Records shown START

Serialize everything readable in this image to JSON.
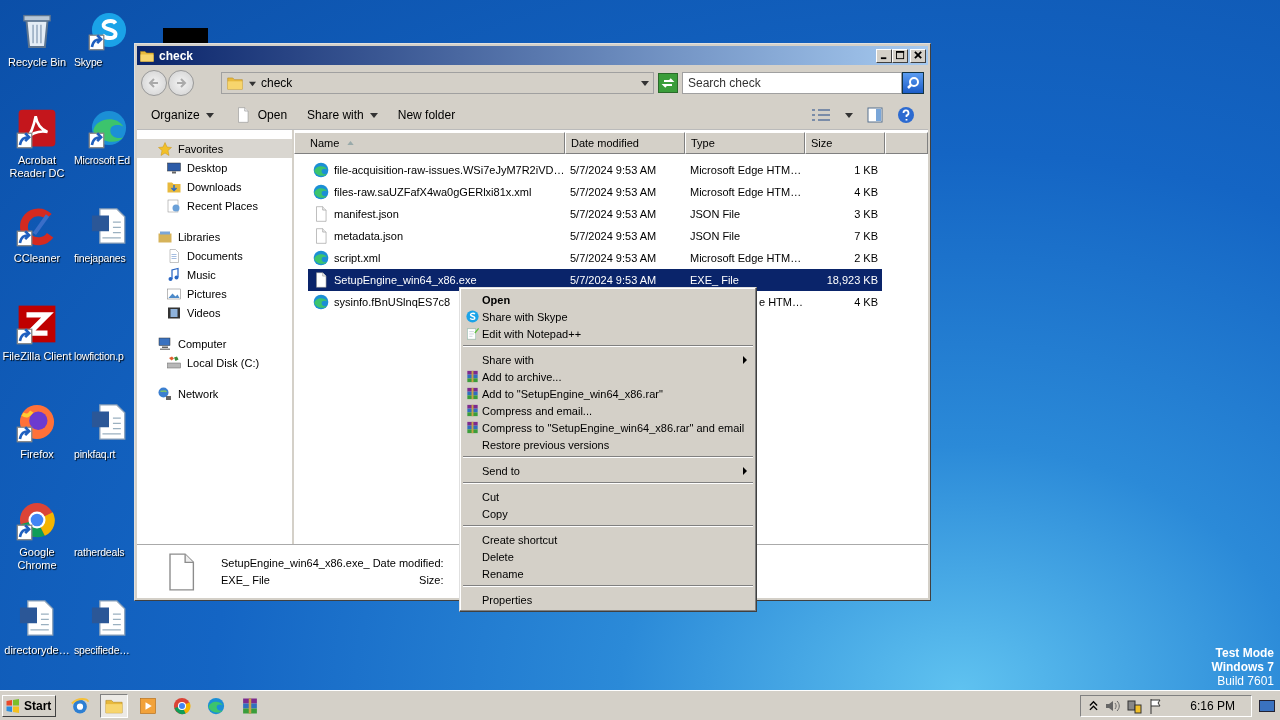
{
  "desktop_icons": [
    {
      "label": "Recycle Bin",
      "shortcut": false
    },
    {
      "label": "Acrobat Reader DC",
      "shortcut": true
    },
    {
      "label": "CCleaner",
      "shortcut": true
    },
    {
      "label": "FileZilla Client",
      "shortcut": true
    },
    {
      "label": "Firefox",
      "shortcut": true
    },
    {
      "label": "Google Chrome",
      "shortcut": true
    },
    {
      "label": "directoryde…",
      "shortcut": false
    },
    {
      "label": "Skype",
      "shortcut": true
    },
    {
      "label": "Microsoft Ed",
      "shortcut": true
    },
    {
      "label": "finejapanes",
      "shortcut": false
    },
    {
      "label": "lowfiction.p"
    },
    {
      "label": "pinkfaq.rt",
      "shortcut": false
    },
    {
      "label": "ratherdeals"
    },
    {
      "label": "specifiede…",
      "shortcut": false
    }
  ],
  "window": {
    "title": "check",
    "address": "check",
    "search": {
      "placeholder": "Search check"
    },
    "toolbar": [
      {
        "label": "Organize",
        "dropdown": true
      },
      {
        "label": "Open",
        "dropdown": false
      },
      {
        "label": "Share with",
        "dropdown": true
      },
      {
        "label": "New folder",
        "dropdown": false
      }
    ],
    "nav": [
      {
        "label": "Favorites",
        "selected": true,
        "children": [
          {
            "label": "Desktop",
            "selected": false
          },
          {
            "label": "Downloads",
            "selected": false
          },
          {
            "label": "Recent Places",
            "selected": false
          }
        ]
      },
      {
        "label": "Libraries",
        "selected": false,
        "children": [
          {
            "label": "Documents",
            "selected": false
          },
          {
            "label": "Music",
            "selected": false
          },
          {
            "label": "Pictures",
            "selected": false
          },
          {
            "label": "Videos",
            "selected": false
          }
        ]
      },
      {
        "label": "Computer",
        "selected": false,
        "children": [
          {
            "label": "Local Disk (C:)",
            "selected": false
          }
        ]
      },
      {
        "label": "Network",
        "selected": false
      }
    ],
    "columns": [
      {
        "label": "Name",
        "sorted": true
      },
      {
        "label": "Date modified",
        "sorted": false
      },
      {
        "label": "Type",
        "sorted": false
      },
      {
        "label": "Size",
        "sorted": false
      }
    ],
    "rows": [
      {
        "kind": "web",
        "name": "file-acquisition-raw-issues.WSi7eJyM7R2iVD…",
        "date": "5/7/2024 9:53 AM",
        "type": "Microsoft Edge HTM…",
        "size": "1 KB",
        "selected": false,
        "covered": false
      },
      {
        "kind": "web",
        "name": "files-raw.saUZFafX4wa0gGERlxi81x.xml",
        "date": "5/7/2024 9:53 AM",
        "type": "Microsoft Edge HTM…",
        "size": "4 KB",
        "selected": false,
        "covered": false
      },
      {
        "kind": "plain",
        "name": "manifest.json",
        "date": "5/7/2024 9:53 AM",
        "type": "JSON File",
        "size": "3 KB",
        "selected": false,
        "covered": false
      },
      {
        "kind": "plain",
        "name": "metadata.json",
        "date": "5/7/2024 9:53 AM",
        "type": "JSON File",
        "size": "7 KB",
        "selected": false,
        "covered": false
      },
      {
        "kind": "web",
        "name": "script.xml",
        "date": "5/7/2024 9:53 AM",
        "type": "Microsoft Edge HTM…",
        "size": "2 KB",
        "selected": false,
        "covered": false
      },
      {
        "kind": "plain",
        "name": "SetupEngine_win64_x86.exe",
        "date": "5/7/2024 9:53 AM",
        "type": "EXE_ File",
        "size": "18,923 KB",
        "selected": true,
        "covered": false
      },
      {
        "kind": "web",
        "name": "sysinfo.fBnUSlnqES7c8",
        "type": "e HTM…",
        "size": "4 KB",
        "selected": false,
        "covered": true
      }
    ],
    "details": {
      "name": "SetupEngine_win64_x86.exe_",
      "type": "EXE_ File",
      "date_label": "Date modified:",
      "size_label": "Size:"
    }
  },
  "context_menu": {
    "groups": [
      [
        {
          "label": "Open",
          "default": true,
          "submenu": false
        },
        {
          "label": "Share with Skype",
          "default": false,
          "submenu": false
        },
        {
          "label": "Edit with Notepad++",
          "default": false,
          "submenu": false
        }
      ],
      [
        {
          "label": "Share with",
          "default": false,
          "submenu": true
        },
        {
          "label": "Add to archive...",
          "default": false,
          "submenu": false
        },
        {
          "label": "Add to \"SetupEngine_win64_x86.rar\"",
          "default": false,
          "submenu": false
        },
        {
          "label": "Compress and email...",
          "default": false,
          "submenu": false
        },
        {
          "label": "Compress to \"SetupEngine_win64_x86.rar\" and email",
          "default": false,
          "submenu": false
        },
        {
          "label": "Restore previous versions",
          "default": false,
          "submenu": false
        }
      ],
      [
        {
          "label": "Send to",
          "default": false,
          "submenu": true
        }
      ],
      [
        {
          "label": "Cut",
          "default": false,
          "submenu": false
        },
        {
          "label": "Copy",
          "default": false,
          "submenu": false
        }
      ],
      [
        {
          "label": "Create shortcut",
          "default": false,
          "submenu": false
        },
        {
          "label": "Delete",
          "default": false,
          "submenu": false
        },
        {
          "label": "Rename",
          "default": false,
          "submenu": false
        }
      ],
      [
        {
          "label": "Properties",
          "default": false,
          "submenu": false
        }
      ]
    ]
  },
  "taskbar": {
    "start": "Start",
    "apps": [
      {
        "selected": false
      },
      {
        "selected": true
      },
      {
        "selected": false
      },
      {
        "selected": false
      },
      {
        "selected": false
      },
      {
        "selected": false
      }
    ],
    "time": "6:16 PM"
  },
  "os_notice": [
    "Test Mode",
    "Windows 7",
    "Build 7601"
  ]
}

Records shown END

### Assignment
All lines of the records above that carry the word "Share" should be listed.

### Response area
        "label": "Share with",
          "label": "Share with Skype",
          "label": "Share with",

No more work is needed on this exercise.